In November 2016, the Texas Fourth Court of Appeals ordered mediation in an attempt to have the City and fire union reach agreement with respect to the evergreen lawsuit and issues related to the collective bargaining process, including negotiation of a new fire union contract. Mediation began on Jan. 13, 2017 and was subject to confidentiality by both parties.
During the mediated sessions, the fire union essentially requested a healthcare check for $35 million per year – with guaranteed increases of 10% every year – in order to manage a healthcare trust with little or no oversight by the City. The City could not recommend a healthcare plan that essentially locks in the unsustainable healthcare benefits they have had for more than 25 years and is substantially more expensive than the plan for police officers and all other City employees.
In exchange for firefighters contributing to the cost of their healthcare for the first time ever, the City offered a 12% pay increase over five years. The union rejected the City’s proposals and continued to counter with proposals that, in aggregate, were more costly than the recently completed police contract. The mediator declared impasse on April 3, 2017.

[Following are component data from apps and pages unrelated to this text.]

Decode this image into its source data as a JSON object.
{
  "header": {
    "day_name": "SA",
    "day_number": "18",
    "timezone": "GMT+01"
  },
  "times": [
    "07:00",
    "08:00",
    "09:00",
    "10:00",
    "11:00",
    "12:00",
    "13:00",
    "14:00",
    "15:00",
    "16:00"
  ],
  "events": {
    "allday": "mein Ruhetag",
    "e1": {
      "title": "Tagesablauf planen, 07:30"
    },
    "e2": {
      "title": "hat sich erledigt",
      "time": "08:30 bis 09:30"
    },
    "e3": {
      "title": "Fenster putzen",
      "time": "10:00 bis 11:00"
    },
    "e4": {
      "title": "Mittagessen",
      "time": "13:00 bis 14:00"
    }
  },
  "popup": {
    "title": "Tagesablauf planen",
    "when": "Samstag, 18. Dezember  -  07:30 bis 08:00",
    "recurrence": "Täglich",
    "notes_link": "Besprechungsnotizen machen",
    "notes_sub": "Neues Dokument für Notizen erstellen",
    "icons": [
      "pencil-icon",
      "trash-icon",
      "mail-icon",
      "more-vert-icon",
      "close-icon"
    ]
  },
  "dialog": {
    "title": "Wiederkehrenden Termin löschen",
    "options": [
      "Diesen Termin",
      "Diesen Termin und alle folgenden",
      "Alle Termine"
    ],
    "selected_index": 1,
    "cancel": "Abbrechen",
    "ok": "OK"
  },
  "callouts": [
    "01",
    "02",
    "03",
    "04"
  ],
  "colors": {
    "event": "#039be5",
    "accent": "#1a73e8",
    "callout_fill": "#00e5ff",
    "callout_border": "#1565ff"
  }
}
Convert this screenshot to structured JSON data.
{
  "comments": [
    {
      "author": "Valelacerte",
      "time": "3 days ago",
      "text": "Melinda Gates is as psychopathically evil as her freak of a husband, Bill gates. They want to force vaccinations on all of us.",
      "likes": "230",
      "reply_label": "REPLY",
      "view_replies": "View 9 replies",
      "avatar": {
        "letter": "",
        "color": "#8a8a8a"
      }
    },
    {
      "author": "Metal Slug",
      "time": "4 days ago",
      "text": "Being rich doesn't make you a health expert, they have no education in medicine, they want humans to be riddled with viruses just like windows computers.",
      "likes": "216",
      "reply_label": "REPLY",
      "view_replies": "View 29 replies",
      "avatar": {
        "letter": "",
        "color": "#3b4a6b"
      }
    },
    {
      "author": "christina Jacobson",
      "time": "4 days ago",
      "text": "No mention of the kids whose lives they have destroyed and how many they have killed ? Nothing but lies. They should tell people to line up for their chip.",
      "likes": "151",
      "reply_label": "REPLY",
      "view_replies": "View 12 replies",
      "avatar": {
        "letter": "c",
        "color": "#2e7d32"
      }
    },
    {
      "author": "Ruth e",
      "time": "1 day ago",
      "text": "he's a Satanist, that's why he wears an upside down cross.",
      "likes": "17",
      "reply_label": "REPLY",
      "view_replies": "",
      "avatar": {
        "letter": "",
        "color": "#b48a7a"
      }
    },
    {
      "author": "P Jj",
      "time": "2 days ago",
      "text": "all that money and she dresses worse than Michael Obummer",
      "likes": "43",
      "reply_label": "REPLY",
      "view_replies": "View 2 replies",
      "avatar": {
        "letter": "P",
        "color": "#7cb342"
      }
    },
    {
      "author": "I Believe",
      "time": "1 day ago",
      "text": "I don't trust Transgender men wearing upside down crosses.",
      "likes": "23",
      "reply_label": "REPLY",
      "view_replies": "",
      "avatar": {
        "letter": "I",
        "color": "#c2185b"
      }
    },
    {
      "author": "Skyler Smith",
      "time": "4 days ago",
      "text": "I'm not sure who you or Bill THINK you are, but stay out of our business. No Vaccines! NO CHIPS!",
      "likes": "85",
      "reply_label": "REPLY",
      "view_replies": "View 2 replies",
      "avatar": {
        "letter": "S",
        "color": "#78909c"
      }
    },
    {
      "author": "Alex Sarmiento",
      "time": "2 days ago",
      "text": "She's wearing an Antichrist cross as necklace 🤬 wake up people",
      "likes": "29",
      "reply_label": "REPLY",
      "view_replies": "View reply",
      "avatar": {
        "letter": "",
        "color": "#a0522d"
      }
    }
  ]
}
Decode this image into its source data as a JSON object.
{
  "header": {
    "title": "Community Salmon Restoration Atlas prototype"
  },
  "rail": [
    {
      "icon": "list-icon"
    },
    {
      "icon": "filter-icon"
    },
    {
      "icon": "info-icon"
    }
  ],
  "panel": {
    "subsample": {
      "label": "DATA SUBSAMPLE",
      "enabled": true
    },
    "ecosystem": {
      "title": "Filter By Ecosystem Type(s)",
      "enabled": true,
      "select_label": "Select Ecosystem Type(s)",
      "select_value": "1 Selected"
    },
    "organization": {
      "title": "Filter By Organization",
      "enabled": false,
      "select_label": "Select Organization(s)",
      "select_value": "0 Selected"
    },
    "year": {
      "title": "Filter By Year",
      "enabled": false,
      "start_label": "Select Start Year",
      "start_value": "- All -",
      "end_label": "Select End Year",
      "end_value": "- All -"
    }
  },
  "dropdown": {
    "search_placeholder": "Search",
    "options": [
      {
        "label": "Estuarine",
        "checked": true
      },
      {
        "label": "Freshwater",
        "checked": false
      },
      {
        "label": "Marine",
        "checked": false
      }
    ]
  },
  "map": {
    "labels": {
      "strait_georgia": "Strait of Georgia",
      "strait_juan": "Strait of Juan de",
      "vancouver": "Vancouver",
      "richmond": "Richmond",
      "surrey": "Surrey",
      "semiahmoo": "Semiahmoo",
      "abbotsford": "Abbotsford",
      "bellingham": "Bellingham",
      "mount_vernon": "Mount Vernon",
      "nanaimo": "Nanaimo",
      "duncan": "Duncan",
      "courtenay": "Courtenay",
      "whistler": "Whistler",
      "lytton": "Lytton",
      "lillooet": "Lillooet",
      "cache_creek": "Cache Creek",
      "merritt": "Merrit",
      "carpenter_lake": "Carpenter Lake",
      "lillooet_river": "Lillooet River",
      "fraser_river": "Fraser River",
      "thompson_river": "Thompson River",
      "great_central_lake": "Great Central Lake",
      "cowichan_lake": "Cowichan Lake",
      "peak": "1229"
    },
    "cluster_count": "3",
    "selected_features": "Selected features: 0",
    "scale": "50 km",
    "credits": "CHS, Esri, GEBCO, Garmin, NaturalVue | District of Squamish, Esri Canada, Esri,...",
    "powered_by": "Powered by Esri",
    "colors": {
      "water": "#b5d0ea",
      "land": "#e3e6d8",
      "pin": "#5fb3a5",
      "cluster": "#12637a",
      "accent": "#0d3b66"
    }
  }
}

Prior to the court-ordered mediation, the fire union had refused multiple requests by the City for three years to come to the bargaining table and begin negotiations. Instead, the fire union allowed its contract to expire and trigger the “evergreen clause,” which allows the terms and benefits of the expired contract to continue. With the “evergreen clause” in place, the fire union has refused – despite nine requests from the City – to negotiate a new contract for wages and benefits after the most recent agreement expired on Sept. 30, 2014. On Oct. 1, 2017, the City entered its ninth year of the 2009 contract and the fourth year in the evergreen period. During that time, healthcare costs per fire uniform employee have increased by nearly 120%.